Merkle Health added media planning and buying and data science capabilities to its lineup in 2018. It also unveiled M1 for Merkle Health, a health-based version of its existing people-based insights, planning, activation and measurement platform.

“We’ve leveraged the technology that already exists, but doubled down on how that can be used for insight, media executions and additional audience planning, both from a consumer and a HCP perspective,” Magrini explains. He describes it as a “health-specific version” of a platform that has already been extensively deployed outside the space, to great results.

These additions helped propel the agency, which is part of the Dentsu Aegis Network, past the $100 million milestone. It generated $110 million in health-related revenue during 2018, representing a 14% bump over last year’s sum of $96.2 million. Staff size grew from 368 at the end of 2017 to 400 at the end of 2018.

On the client front, Merkle Health added nine new assignments, which ran its total to 114 total (48 AOR relationships and 66 project-based). Magrini is particularly proud of the addition of Cancer Treatment Centers of America — which, he notes, was onboarded in fewer than six weeks. “It was a huge accomplishment, because we did it in a very efficient manner over a short period of time. That was fast and furious from an SEM perspective as well as from a national and regional TV point of view on the media side,” he adds.
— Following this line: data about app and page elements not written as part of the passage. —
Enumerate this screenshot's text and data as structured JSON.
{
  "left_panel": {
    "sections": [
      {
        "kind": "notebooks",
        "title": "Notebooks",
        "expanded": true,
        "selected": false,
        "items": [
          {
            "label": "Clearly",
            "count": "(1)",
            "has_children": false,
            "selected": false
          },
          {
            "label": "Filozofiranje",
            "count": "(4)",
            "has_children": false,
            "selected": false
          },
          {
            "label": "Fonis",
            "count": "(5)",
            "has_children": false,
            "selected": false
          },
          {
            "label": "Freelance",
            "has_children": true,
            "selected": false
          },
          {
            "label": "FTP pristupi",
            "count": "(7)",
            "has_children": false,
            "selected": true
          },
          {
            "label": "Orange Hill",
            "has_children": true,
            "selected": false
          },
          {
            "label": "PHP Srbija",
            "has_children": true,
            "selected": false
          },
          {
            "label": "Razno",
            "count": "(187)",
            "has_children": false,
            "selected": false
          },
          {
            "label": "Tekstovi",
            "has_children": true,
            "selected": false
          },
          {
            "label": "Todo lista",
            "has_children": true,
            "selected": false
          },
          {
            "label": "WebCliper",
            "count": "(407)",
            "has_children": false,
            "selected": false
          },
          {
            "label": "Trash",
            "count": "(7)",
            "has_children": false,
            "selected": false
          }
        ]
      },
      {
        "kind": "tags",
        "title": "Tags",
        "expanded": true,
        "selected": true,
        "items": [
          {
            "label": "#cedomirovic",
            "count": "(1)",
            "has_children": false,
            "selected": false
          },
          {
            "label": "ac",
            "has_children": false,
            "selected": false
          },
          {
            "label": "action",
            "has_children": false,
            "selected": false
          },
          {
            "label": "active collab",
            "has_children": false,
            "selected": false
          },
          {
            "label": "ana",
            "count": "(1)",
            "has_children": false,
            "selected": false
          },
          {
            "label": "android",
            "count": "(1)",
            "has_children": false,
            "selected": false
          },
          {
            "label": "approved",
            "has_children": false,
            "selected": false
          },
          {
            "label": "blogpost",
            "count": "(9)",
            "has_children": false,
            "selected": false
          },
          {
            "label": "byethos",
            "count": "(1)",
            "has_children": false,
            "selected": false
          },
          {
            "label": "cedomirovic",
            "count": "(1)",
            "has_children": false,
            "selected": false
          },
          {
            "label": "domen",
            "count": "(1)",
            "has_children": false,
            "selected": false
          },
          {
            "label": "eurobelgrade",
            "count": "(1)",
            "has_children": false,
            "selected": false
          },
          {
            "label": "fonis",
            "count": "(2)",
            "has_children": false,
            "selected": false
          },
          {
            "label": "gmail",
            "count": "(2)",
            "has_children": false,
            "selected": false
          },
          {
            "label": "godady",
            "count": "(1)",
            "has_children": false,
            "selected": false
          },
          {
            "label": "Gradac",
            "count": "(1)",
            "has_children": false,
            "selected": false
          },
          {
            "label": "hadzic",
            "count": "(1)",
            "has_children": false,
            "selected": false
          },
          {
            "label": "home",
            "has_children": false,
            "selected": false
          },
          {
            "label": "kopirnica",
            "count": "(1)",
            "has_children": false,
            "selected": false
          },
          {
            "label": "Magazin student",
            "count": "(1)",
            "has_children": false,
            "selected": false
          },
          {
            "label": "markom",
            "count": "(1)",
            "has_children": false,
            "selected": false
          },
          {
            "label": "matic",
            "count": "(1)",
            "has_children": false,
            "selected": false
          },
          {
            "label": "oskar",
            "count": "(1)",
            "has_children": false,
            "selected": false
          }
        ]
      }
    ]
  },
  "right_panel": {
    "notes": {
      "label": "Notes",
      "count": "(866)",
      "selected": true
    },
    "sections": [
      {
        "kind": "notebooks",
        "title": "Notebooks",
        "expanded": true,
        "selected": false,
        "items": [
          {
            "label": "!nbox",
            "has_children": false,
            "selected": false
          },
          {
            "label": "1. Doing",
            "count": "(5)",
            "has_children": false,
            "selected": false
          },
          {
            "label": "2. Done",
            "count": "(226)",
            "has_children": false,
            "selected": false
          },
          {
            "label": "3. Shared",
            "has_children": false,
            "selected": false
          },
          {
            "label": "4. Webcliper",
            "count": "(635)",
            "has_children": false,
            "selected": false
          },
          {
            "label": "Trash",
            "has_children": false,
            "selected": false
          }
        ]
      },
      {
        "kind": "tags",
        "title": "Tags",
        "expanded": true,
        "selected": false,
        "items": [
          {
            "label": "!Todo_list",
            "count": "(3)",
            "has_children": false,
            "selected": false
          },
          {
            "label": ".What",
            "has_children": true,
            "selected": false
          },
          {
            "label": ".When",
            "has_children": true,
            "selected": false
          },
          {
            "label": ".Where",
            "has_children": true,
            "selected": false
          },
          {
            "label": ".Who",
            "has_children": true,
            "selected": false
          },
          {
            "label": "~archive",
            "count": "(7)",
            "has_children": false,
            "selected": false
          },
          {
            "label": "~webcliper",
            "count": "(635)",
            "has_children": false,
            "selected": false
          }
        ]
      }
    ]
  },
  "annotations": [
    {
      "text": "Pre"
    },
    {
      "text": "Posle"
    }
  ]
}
Other recent additions to the Merkle Health roster included Takeda, Cedars Sinai, Hopkins All Children’s Hospital, Mercy for Animals, Cigna Dental, the National Alliance on Mental Illness, the Leukemia and Lymphoma Society and Reckitt Benckiser. Dignity Health and Delta Dental were the two client relationships that ended in 2018.

Along with the addition of account directors and the like, Merkle Health effected a trio of notable personnel changes during 2018. Peter Randazzo was promoted to global chief technology officer, while Kent Groves became VP, lead U.S. and global healthcare strategy practice. New hires included SVP, creative director, performance creative Frank Iqbal, who was previously chief creative officer at Rapp Worldwide.

Heading into the second half of 2019, Magrini says Merkle Health plans to continue with its focus on the benefits of personalization. Yet he stresses that the agency will keep a watchful eye on changes at Adobe, Salesforce, Oracle, Google and — of course — Amazon.

“What Amazon does going forward will represent a big, big change for all of the brands that we work with,” Magrini says. “We have to tee up on that and understand what’s going on, and provide the right thought leadership and guidance to our pharma clients and non-pharma clients in the space.”